We had a couple of days to explore Valencia before we returned to the USA. One of those days, we wandered into the Central Market. It was fabulous. Row upon row of vendors selling everything imaginable for Spanish cooking. There were beautiful displays of cheese. I was especially impressed by the fresh mozzarella. There were meat vendors and fish mongers. Lots of fresh vegetables. Lots of local olive oil and vinegar vendors. And then, there were the spices – huge mounds of paprika, precious packets of saffron, pepper corns, sea salt, you name it and it was there.

Like Bittman in his video, it was an almost irresistible temptation to buy stuff and bring it along home. As it was, I limited myself to a container of olive oil and a small amount of Spanish saffron.

Valencia is Spain’s third largest city. It has an interesting history and a charming central city including a bull ring. We had a great visit. On the evening before we left for home, Valencia celebrated the festival of the “Virgen de los Desamparados” in the square near the cathedral. We listened to music and watched dancers until late into the evening.

After it was over, as we made our way back to our hotel, we suddenly heard someone call out, “Mom! Dad!” It was our darling daughter, sitting with a large group of new friends around tables outside a café on the square. She came over and gave us a hug and a kiss good-bye.

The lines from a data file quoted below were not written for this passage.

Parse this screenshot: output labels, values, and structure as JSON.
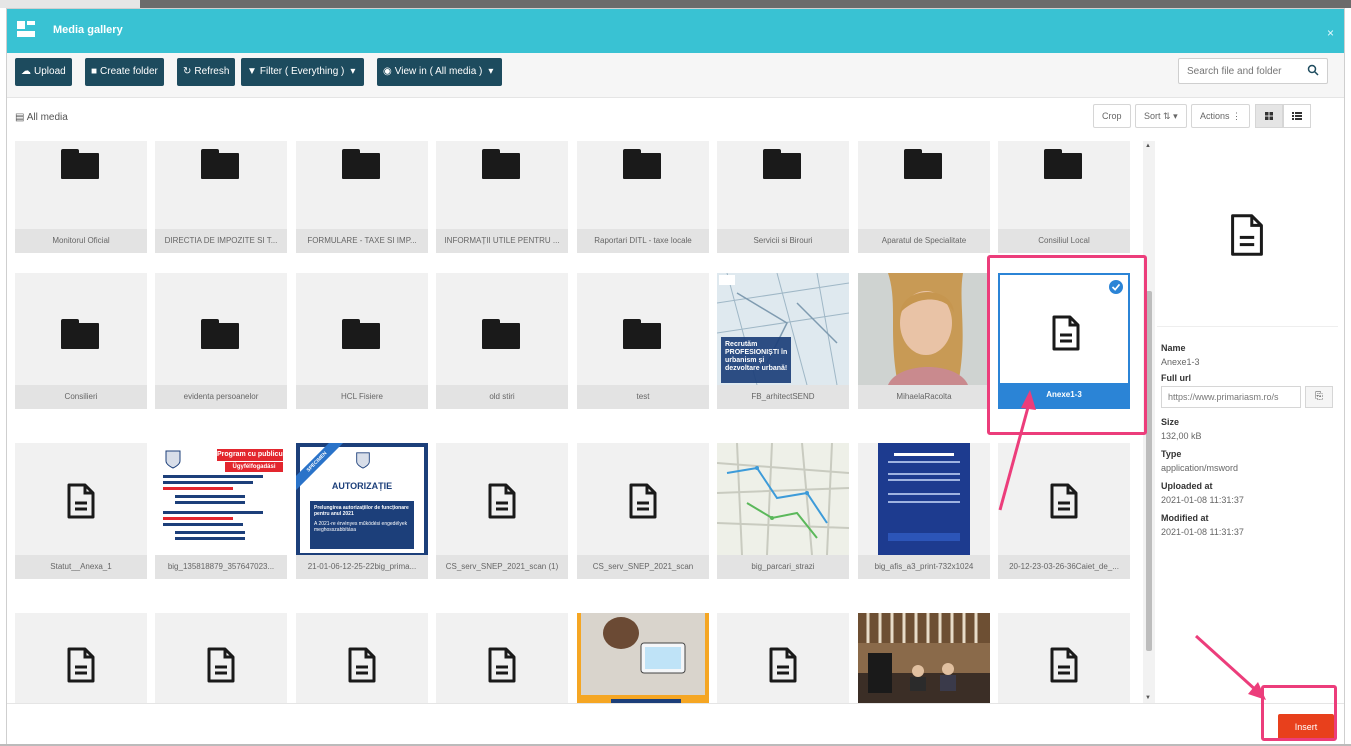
{
  "window": {
    "title": "Media gallery",
    "close": "×"
  },
  "toolbar": {
    "upload": "Upload",
    "create_folder": "Create folder",
    "refresh": "Refresh",
    "filter": "Filter ( Everything )",
    "view_in": "View in ( All media )",
    "search_placeholder": "Search file and folder"
  },
  "breadcrumb": {
    "label": "All media"
  },
  "actionbar": {
    "crop": "Crop",
    "sort": "Sort",
    "actions": "Actions"
  },
  "colors": {
    "titlebar": "#39c2d3",
    "toolbar_button": "#1d4b5e",
    "selected": "#2b84d6",
    "insert": "#e8401c",
    "highlight": "#ec3d7b"
  },
  "items": {
    "r0": [
      "Monitorul Oficial",
      "DIRECTIA DE IMPOZITE SI T...",
      "FORMULARE - TAXE SI IMP...",
      "INFORMAȚII UTILE PENTRU ...",
      "Raportari DITL - taxe locale",
      "Servicii si Birouri",
      "Aparatul de Specialitate",
      "Consiliul Local"
    ],
    "r1": [
      "Consilieri",
      "evidenta persoanelor",
      "HCL Fisiere",
      "old stiri",
      "test",
      "FB_arhitectSEND",
      "MihaelaRacolta",
      "Anexe1-3"
    ],
    "r2": [
      "Statut__Anexa_1",
      "big_135818879_357647023...",
      "21-01-06-12-25-22big_prima...",
      "CS_serv_SNEP_2021_scan (1)",
      "CS_serv_SNEP_2021_scan",
      "big_parcari_strazi",
      "big_afis_a3_print-732x1024",
      "20-12-23-03-26-36Caiet_de_..."
    ]
  },
  "thumb_text": {
    "recruit": "Recrutăm PROFESIONIȘTI în urbanism și dezvoltare urbană!",
    "program_title": "Program cu publicul",
    "program_sub": "Ügyfélfogadási",
    "autorizatie": "AUTORIZAȚIE",
    "specimen": "SPECIMEN",
    "autorizatie_sub": "Prelungirea autorizațiilor de funcționare pentru anul 2021",
    "autorizatie_hu": "A 2021-re érvényes működési engedélyek meghosszabbítása"
  },
  "detail": {
    "name_label": "Name",
    "name_value": "Anexe1-3",
    "url_label": "Full url",
    "url_value": "https://www.primariasm.ro/s",
    "size_label": "Size",
    "size_value": "132,00 kB",
    "type_label": "Type",
    "type_value": "application/msword",
    "uploaded_label": "Uploaded at",
    "uploaded_value": "2021-01-08 11:31:37",
    "modified_label": "Modified at",
    "modified_value": "2021-01-08 11:31:37"
  },
  "footer": {
    "insert": "Insert"
  }
}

The next day, when we left for home, we felt assured that she would be all right and she was and she had a wonderful time and a great experience.